• **TASK TO COMPLETE**: Go through the entries below and pick out every line with "Wszystkie".

• **INFORMATION SUPPLIED**:

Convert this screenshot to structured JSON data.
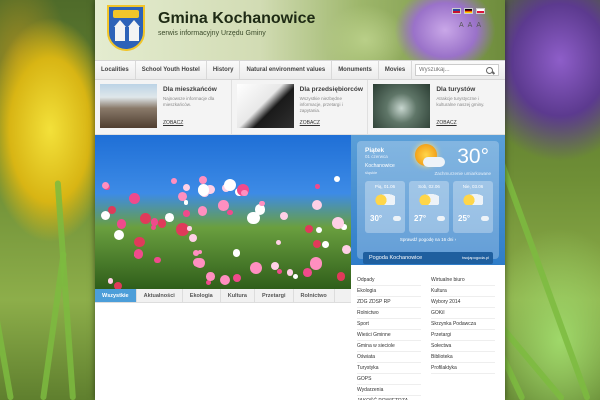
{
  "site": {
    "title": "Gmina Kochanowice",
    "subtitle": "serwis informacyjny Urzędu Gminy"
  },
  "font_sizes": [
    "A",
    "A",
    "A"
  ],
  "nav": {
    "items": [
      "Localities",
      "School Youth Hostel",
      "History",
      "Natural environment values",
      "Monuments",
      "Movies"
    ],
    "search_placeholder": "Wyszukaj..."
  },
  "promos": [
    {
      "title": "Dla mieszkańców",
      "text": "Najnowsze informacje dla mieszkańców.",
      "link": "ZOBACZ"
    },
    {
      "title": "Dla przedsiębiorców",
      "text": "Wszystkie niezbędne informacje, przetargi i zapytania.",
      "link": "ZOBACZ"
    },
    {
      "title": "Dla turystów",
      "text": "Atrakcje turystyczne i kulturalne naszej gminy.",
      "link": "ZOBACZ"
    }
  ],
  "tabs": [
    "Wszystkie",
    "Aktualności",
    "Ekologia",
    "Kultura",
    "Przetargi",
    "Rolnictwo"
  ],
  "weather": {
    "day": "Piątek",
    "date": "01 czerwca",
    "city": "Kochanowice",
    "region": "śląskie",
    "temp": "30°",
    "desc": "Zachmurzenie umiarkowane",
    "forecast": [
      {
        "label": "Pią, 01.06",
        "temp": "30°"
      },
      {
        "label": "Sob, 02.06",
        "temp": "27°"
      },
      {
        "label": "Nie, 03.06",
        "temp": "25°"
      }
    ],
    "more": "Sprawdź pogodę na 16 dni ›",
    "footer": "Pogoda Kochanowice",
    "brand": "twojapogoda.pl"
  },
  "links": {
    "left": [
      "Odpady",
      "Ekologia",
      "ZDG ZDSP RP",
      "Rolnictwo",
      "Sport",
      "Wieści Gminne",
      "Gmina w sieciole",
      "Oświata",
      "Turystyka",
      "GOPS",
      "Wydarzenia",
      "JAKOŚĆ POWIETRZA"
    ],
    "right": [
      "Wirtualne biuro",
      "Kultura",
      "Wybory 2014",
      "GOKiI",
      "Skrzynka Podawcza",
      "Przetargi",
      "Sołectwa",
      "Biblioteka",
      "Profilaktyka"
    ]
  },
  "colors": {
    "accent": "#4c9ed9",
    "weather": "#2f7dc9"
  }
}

• **ANSWER TO THIS TASK**:
      "text": "Wszystkie niezbędne informacje, przetargi i zapytania.",
    "Wszystkie",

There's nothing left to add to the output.